So we start with our React component in its ES6 variant. A simple form with some input field bound to the component state:

import React, { Component } from 'react';
import PropTypes from 'prop-types';

class Form extends Component {
  constructor(props) {
    super(props);
    this.state = {
      value: '',
    };
    this.handleChange = this.handleChange.bind(this);
    this.handleSubmit = this.handleSubmit.bind(this);
  }

  handleChange(event) {
    event.preventDefault();
    this.setState({ value: event.target.value });
  }
  
  handleSubmit(event) {
    event.preventDefault();
    this.props.fireFormAction(this.state.value);
  }

  render() {
    return (
      <form onSubmit={this.handleSubmit}>
        <h3>{this.props.label}</h3>
        <input value={this.state.value} onChange={this.handleChange} />
      </form>
    );
  }
}

Form.propTypes = {
  label: PropTypes.string.isRequired,
  fireFormAction: PropTypes.func.isRequired,
};

export default Form;

Now for the TypeScript variant:

import React, { Component } from 'react';
import PropTypes from 'prop-types';

interface IProps { label: string; fireFormAction: (value: string) => void };
interface IState { value: string; }

class Form extends Component<IProps, IState> {
  constructor(props: IProps) {
    super(props);
    this.state = {
      value: '',
    };
  }

  private handleChange = (event: React.FormEvent<HTMLInputElement>): void => {
    event.preventDefault();
    this.setState({ value: event.target.value });
  }
  
  private handleSubmit = (event: React.FormEvent<HTMLFormElement>): void => {
    event.preventDefault();
    this.props.fireFormAction(this.state.value);
  }

  public render(): JSX.Element {
    return (
      <form onSubmit={this.handleSubmit}>
        <h3>{this.props.label}</h3>
        <input value={this.state.value} onChange={this.handleChange} />
      </form>
    );
  }
}

export default Form;

You'll notice that the main changes are in the function declarations and how the properties are defined. In TypeScript we define "interfaces" to set the shape of an object. So the shape of our props is a label and the fireFormAction. We define a second interface to define the value on the state object.

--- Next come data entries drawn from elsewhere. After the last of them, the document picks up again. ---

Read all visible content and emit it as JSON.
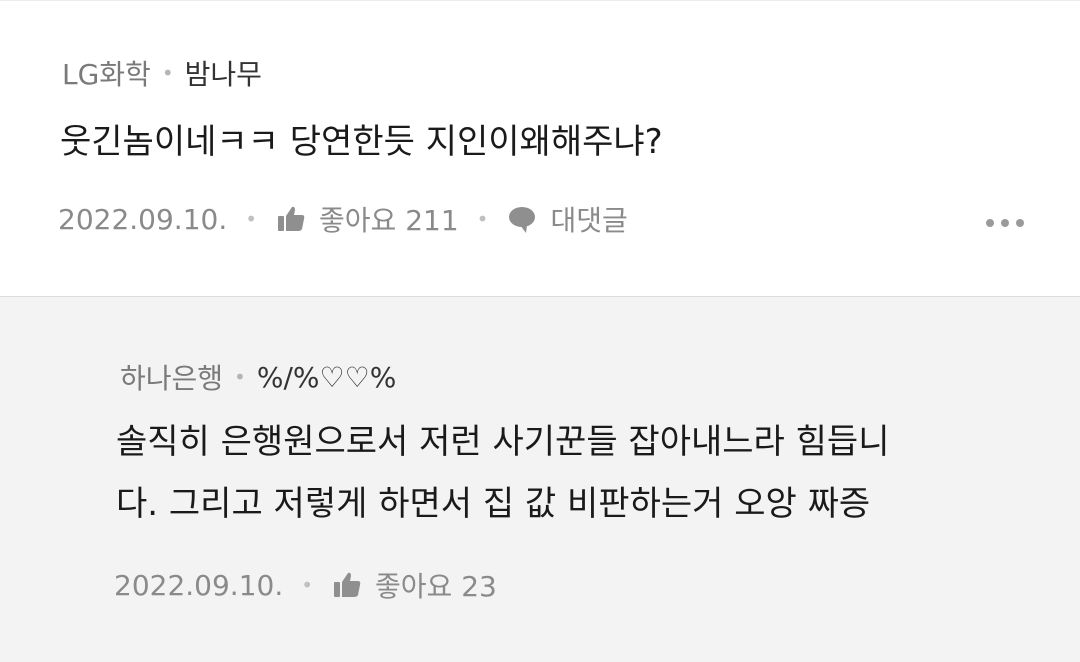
{
  "comments": [
    {
      "author": "LG화학",
      "nickname": "밤나무",
      "text": "웃긴놈이네ㅋㅋ 당연한듯 지인이왜해주냐?",
      "date": "2022.09.10.",
      "likes_label": "좋아요 211",
      "reply_label": "대댓글",
      "like_icon": "thumbs-up-icon",
      "reply_icon": "speech-bubble-icon",
      "more_icon": "more-dots-icon"
    },
    {
      "author": "하나은행",
      "nickname": "%/%♡♡%",
      "text_line1": "솔직히 은행원으로서 저런 사기꾼들 잡아내느라 힘듭니",
      "text_line2": "다. 그리고 저렇게 하면서 집 값 비판하는거 오앙 짜증",
      "date": "2022.09.10.",
      "likes_label": "좋아요 23",
      "like_icon": "thumbs-up-icon"
    }
  ],
  "colors": {
    "reply_background": "#f3f3f3",
    "text": "#1a1a1a",
    "muted": "#8a8a8a"
  }
}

The function declarations are specifically setting types on the input and output variables. This lets us use autocomplete features available in most IDEs to quickly search through a variable for all of its properties and methods. We even define the JSX.Element on the render method to make sure we are always returning JSX from it.

So nothing groundbreaking here, and I think this is a pretty trivial example that doesn't quite do TypeScript justice, but its a decent enough starting point to demonstrate that the difference between the two is really not too severe.